● **TASK TO COMPLETE**
Scan the records below for the string "maker" and return every line where it appears.

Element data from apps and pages
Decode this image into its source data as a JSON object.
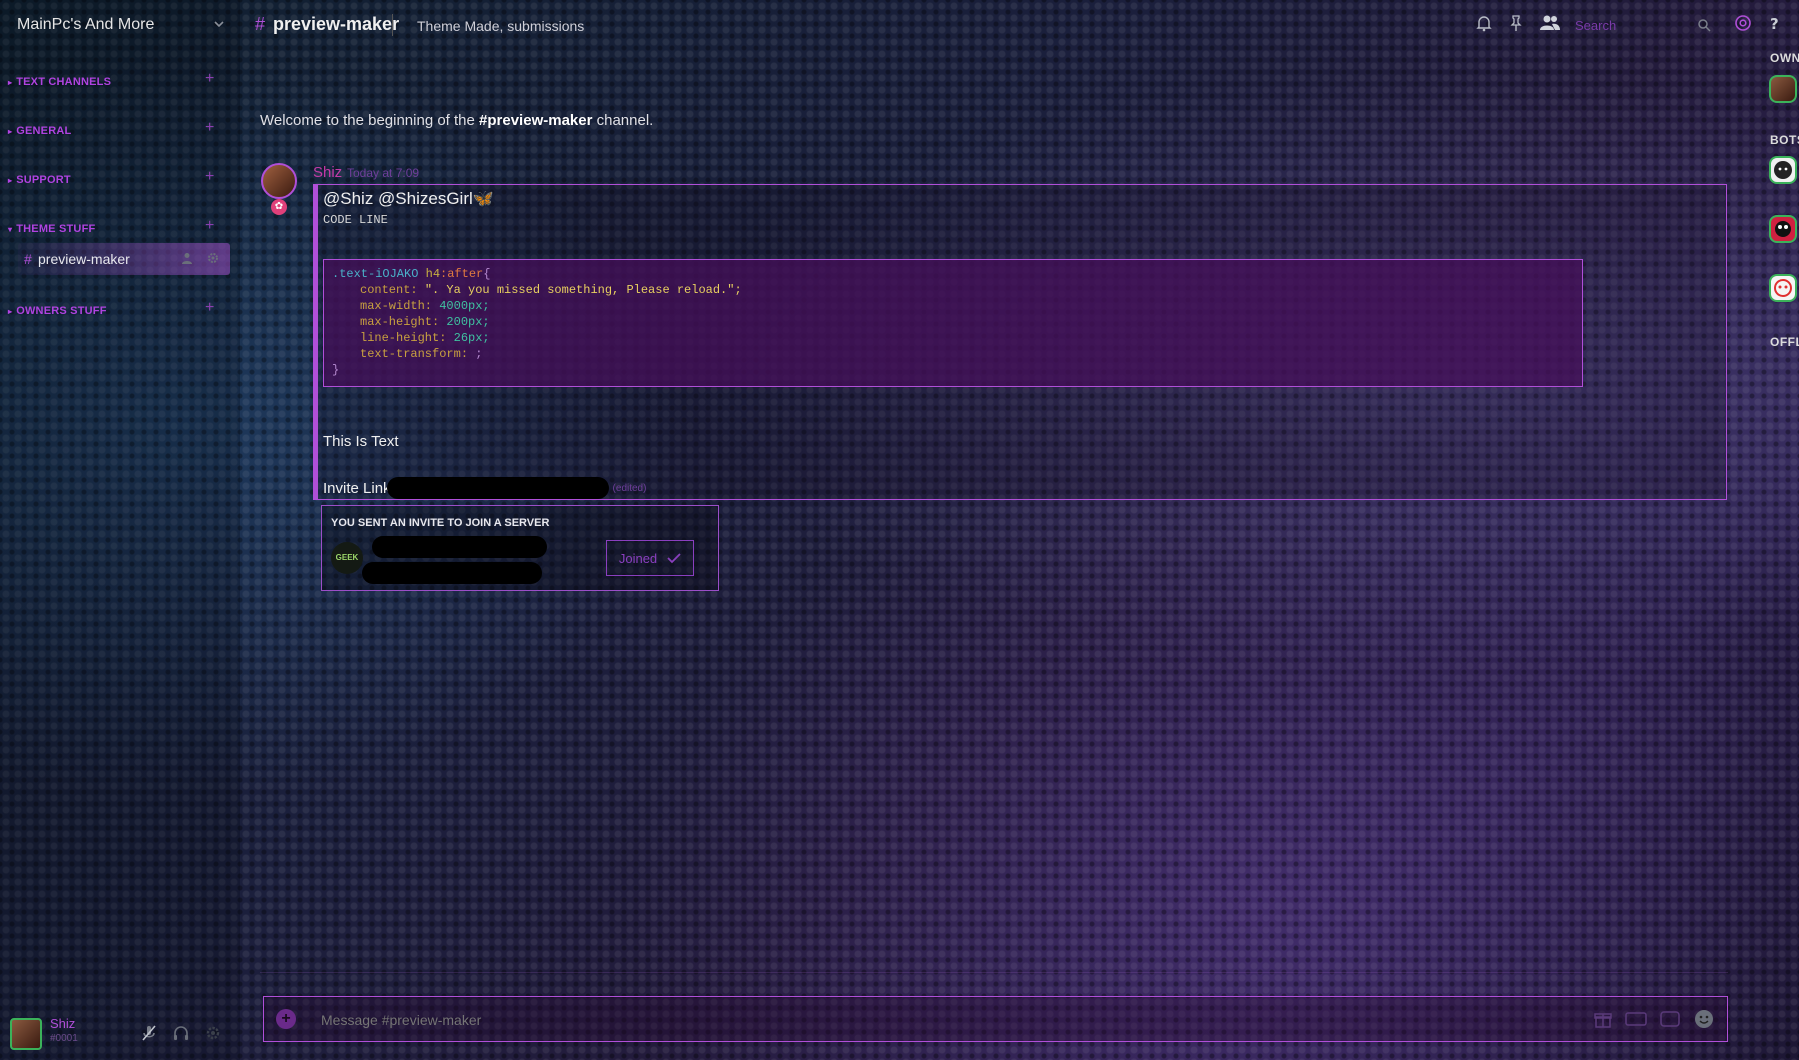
{
  "server": {
    "name": "MainPc's And More"
  },
  "categories": [
    {
      "label": "TEXT CHANNELS"
    },
    {
      "label": "GENERAL"
    },
    {
      "label": "SUPPORT"
    },
    {
      "label": "THEME STUFF"
    },
    {
      "label": "OWNERS STUFF"
    }
  ],
  "channel": {
    "name": "preview-maker",
    "hash": "#"
  },
  "user_panel": {
    "name": "Shiz",
    "tag": "#0001"
  },
  "topbar": {
    "hash": "#",
    "channel_name": "preview-maker",
    "topic": "Theme Made, submissions",
    "search_placeholder": "Search"
  },
  "members": {
    "categories": [
      "OWNER",
      "BOTS",
      "OFFLINE"
    ]
  },
  "welcome": {
    "prefix": "Welcome to the beginning of the ",
    "channel": "#preview-maker",
    "suffix": " channel."
  },
  "message": {
    "author": "Shiz",
    "timestamp": "Today at 7:09",
    "mention": "@Shiz @ShizesGirl",
    "mention_emoji": "🦋",
    "code_line": "CODE LINE",
    "code": {
      "l1_sel": ".text-iOJAKO",
      "l1_tag": "h4",
      "l1_pseudo": ":after",
      "l1_brace": "{",
      "l2_prop": "content:",
      "l2_val": "\". Ya you missed something, Please reload.\";",
      "l3_prop": "max-width:",
      "l3_val": "4000px;",
      "l4_prop": "max-height:",
      "l4_val": "200px;",
      "l5_prop": "line-height:",
      "l5_val": "26px;",
      "l6_prop": "text-transform:",
      "l6_val": ";",
      "l7_brace": "}"
    },
    "text": "This Is Text",
    "invite_label": "Invite Link",
    "edited": "(edited)"
  },
  "invite": {
    "title": "YOU SENT AN INVITE TO JOIN A SERVER",
    "icon_text": "GEEK",
    "button_label": "Joined"
  },
  "composer": {
    "placeholder": "Message #preview-maker"
  },
  "colors": {
    "accent": "#b04fd8",
    "author": "#c43aa8",
    "status_online": "#3bb25a"
  }
}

● **ANSWER TO THE EXERCISE**
    "name": "preview-maker",
    "channel_name": "preview-maker",
    "channel": "#preview-maker",
    "placeholder": "Message #preview-maker"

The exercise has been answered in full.